» **What the task requires**
Report each line of the listing below that holds "Font".
----------
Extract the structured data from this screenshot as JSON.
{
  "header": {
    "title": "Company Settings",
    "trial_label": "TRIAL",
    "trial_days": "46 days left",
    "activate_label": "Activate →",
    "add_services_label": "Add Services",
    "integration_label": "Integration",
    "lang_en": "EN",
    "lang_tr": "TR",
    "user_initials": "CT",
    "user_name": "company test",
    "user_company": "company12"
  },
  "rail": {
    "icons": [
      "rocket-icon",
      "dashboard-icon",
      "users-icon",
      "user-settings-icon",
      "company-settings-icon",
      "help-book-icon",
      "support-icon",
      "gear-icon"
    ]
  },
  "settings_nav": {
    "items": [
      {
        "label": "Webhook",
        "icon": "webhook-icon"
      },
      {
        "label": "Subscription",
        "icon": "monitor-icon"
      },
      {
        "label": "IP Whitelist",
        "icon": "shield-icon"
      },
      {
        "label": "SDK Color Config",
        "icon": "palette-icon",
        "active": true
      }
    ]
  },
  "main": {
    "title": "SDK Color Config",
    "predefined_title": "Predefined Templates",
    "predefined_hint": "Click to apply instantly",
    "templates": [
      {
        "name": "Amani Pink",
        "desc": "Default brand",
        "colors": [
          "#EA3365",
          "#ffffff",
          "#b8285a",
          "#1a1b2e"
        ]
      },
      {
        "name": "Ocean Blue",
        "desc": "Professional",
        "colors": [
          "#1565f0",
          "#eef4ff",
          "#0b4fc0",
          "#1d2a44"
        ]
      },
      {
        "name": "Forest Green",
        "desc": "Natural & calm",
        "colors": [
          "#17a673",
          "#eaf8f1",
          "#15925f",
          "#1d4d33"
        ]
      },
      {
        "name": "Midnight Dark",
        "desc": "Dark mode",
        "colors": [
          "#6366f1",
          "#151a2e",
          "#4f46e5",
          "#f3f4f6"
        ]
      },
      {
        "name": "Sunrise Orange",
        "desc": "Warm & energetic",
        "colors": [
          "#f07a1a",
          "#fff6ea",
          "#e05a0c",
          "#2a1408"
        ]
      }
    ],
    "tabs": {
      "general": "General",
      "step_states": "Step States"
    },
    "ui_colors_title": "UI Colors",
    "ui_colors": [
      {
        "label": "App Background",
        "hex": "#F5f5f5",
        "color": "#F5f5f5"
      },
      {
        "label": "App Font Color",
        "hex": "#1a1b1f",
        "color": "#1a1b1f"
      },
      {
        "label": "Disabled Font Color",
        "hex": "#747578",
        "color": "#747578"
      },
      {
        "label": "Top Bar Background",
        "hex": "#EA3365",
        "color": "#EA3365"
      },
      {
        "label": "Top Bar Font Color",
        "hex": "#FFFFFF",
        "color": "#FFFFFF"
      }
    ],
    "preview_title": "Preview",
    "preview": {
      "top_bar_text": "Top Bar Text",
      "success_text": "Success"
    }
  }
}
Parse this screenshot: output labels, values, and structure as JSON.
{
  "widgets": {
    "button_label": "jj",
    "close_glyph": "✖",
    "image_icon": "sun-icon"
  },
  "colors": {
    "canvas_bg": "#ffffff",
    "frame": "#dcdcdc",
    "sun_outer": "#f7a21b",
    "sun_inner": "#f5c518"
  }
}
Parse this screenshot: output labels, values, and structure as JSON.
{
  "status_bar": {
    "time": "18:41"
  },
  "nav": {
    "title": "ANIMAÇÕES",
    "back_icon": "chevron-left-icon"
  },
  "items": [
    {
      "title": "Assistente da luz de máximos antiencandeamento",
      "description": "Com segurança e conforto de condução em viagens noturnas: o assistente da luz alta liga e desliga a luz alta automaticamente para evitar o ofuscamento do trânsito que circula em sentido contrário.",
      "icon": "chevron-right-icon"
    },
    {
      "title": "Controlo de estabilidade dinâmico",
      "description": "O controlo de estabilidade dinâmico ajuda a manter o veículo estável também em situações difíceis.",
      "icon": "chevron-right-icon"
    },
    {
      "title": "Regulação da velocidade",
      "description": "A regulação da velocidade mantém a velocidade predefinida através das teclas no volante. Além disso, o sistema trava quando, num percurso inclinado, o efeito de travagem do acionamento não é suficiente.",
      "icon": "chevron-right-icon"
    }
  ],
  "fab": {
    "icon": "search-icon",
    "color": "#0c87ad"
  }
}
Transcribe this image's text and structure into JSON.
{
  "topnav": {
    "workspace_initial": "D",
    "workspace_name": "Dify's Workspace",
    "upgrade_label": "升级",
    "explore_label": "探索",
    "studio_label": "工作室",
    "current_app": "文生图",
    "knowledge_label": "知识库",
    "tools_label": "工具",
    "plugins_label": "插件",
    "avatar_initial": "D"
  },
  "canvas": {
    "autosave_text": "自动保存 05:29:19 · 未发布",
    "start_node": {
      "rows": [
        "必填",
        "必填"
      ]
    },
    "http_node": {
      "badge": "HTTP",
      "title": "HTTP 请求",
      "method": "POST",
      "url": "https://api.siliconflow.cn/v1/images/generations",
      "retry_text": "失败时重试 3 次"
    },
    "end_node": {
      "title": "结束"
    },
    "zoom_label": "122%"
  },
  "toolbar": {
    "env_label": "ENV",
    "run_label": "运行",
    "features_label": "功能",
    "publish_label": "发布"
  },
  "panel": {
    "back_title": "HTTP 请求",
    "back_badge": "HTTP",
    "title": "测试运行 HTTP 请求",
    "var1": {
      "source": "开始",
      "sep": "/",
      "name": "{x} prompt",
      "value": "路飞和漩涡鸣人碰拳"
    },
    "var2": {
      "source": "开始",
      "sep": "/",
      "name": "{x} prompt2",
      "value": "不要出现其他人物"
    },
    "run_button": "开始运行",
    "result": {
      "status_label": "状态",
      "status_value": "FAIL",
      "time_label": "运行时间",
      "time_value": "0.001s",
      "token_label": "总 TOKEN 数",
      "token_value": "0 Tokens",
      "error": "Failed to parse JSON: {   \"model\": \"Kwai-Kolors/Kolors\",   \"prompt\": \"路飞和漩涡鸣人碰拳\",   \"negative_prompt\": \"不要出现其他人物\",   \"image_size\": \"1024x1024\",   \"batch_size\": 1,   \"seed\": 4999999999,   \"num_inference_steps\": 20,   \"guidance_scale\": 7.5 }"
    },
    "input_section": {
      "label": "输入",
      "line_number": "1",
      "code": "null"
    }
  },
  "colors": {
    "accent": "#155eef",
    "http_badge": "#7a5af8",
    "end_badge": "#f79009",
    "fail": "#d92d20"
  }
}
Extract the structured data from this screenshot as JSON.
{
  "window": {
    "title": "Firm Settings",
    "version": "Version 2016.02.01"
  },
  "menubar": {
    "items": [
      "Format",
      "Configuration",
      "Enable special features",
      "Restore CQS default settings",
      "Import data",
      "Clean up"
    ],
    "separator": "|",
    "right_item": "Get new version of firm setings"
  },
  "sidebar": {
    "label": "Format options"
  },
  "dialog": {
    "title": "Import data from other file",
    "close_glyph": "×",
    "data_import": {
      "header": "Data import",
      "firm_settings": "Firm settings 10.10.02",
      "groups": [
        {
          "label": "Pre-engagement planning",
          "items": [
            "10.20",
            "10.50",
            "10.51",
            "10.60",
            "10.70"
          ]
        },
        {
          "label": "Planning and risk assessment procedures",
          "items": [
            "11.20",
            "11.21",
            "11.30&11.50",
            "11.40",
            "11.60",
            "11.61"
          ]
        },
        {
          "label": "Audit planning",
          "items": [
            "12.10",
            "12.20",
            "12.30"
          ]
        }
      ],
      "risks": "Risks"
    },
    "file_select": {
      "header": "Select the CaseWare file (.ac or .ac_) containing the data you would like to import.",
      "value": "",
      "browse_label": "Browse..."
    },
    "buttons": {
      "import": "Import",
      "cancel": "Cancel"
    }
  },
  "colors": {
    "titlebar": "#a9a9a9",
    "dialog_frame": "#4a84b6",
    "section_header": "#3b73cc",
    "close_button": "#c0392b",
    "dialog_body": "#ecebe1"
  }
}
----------
» **Answer to this exercise**
        "label": "App Font Color",
        "label": "Disabled Font Color",
        "label": "Top Bar Font Color",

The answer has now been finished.